The newly activated 1st Regular Div. reported to South Luzon Force under Gen. Parker two days ago.  Also, effective Dec. 20, all Div. Commanders who are not generals were promoted to Brig. Generals which included Fidel Segundo, Mateo Capinpin, Guy O. Fort and Luther Stevens — all PA Officers.

Camp Murphy is crowded with hundreds of civilian volunteers –drivers, students, laborers, etc– for the USAFFE.  I am told the same is happening in all mobilization centers, a commendable manifestation of willingness to fight against the invaders. Seeing many so eager and enthusiastic makes me proud of our people.

Late in the afternoon, the 1st Q-Boat Squadron got an “Alert Order” for a possible mission whose details are being spelled out.  With our training and preparations, I personally feel we are ready to perform whatever it will be.


November 17, 1941

The special Command and Gen. Staff Course (CGSC) in Baguio City that started last Sept. 1, graduated its students of Senior Army O’s for assgmnts. to the ten Divisions being moblilized, after a two and a half months schooling conducted by USA O’s Cols. Clifford Bluemel as Comdt., assisted by Clyde Selleck, William E. Brougher  and Albert M. Jones.

As of this date, the following O’s are assigned to their respective Divisions as Div. Commanders and Div. Chief of Staffs:

Division             Division Commander                      Div.  

                                                                                   Chief of Staff                    

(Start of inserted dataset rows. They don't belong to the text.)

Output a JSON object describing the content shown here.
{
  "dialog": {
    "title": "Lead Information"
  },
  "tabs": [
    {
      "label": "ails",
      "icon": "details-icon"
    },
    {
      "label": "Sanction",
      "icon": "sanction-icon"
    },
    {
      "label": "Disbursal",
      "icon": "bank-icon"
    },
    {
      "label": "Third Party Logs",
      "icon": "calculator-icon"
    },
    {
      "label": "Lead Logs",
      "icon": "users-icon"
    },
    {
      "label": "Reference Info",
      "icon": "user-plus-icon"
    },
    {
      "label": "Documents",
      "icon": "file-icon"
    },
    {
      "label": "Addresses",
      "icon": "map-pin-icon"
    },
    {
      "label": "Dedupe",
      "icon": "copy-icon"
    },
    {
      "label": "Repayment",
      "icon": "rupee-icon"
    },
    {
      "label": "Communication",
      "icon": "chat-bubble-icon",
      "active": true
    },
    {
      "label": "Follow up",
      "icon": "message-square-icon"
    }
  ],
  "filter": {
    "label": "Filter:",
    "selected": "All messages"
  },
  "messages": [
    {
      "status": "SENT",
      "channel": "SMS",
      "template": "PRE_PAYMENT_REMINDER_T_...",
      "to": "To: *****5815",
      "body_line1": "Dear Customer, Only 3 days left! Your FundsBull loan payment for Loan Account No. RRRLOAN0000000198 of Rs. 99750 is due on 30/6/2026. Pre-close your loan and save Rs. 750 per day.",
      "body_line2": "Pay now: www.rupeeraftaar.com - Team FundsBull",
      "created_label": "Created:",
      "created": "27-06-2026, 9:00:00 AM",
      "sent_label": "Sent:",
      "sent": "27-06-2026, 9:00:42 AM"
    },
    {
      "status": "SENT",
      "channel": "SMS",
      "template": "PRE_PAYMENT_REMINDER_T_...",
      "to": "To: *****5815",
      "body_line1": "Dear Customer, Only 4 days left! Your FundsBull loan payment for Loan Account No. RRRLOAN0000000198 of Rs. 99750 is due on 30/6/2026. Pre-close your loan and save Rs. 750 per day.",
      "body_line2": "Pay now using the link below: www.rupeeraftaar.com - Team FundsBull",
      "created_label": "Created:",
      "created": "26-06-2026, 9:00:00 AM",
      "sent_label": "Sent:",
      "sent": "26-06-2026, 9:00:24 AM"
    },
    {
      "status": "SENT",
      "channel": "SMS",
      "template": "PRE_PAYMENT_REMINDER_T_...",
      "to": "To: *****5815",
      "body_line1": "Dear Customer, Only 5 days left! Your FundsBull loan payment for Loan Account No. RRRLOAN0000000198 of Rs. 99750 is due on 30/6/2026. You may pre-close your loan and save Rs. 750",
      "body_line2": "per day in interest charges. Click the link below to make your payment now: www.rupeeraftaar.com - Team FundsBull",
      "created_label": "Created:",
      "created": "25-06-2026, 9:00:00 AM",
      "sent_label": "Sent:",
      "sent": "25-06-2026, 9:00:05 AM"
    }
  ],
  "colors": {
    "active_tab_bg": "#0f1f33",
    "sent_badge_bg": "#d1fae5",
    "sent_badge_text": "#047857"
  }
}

11th        Col. William Brougher, USA    Col. Juan Moran, PA

21st        Col. Mateo Capinpin, PA       Col. Nemesio Catalan,

PA

31st        Col. Clifford Bluemel, USA    Col. Pastor Martelino,

PA

41st        B/Gen. Vicente Lim, PA  Lt. Col. Tomas Domaoal,

PA

51st       Col. Albert Jones, USA   Lt. Col. Ricardo Poblete,

PA

61st       Col. Bradford G. Chenoweth, USA  Col. Juan

Quimbo, PA

71st      Col. Clyde A. Selleck, USA    Col. Salvador Reyes,

PA

81st      Col. Guy O. Fort, PA          Lt. Col. Calixto Duque, PA

91st      Col. Luther R. Stevens, PA  Lt. Col. Jaime

Velasquez, PA

101st   Col. Joseph Vachon, USA  Col. Eustaquio Baclig, PA


August 21, 1941

Our Q-Boat tactical training, AA firing drone targets towed by airplanes is going on as scheduled. All hands (Os & EMs) are required to man the .40 Cal. AA guns and fire like when we were at PMA during rifle markmanships. OSP policy is all hands are supposed to be capable of being AA gun crew members. AA exercises will last during the week followed by depth charge firing next week.

The newly established Command and Gen. Staff School (CGSS) whose Commandant is Col. Clifford Bluemel USA is scheduled to open come Sept. 1 in Baguio.  Senior O’s capable of being Division Comdrs. and Div. Staff are being selected by a Board to undergo training in this School.  So far, the following O’s have orders to attend the CGSS:  B/Gen Vicente Lim; Cols. Mateo Capinpin; Fidel Segundo; Col. Luther R. Stevens; Col. Guy O. Fort; Salvador F. Reyes; Juan C. Quimbo; Eustaquio Baclig; Pastor Martelino (our PMA Supe); Bradford Chenoweth; and Joseph Vachon.

Manila news states that in France, Vichy arrested 5,000 Jews  and sent them to the Drancy Concentration Camp that opened  yesterdat.  On the USSR front, the Soviets blow up the Dneiper Dam to halt further German advances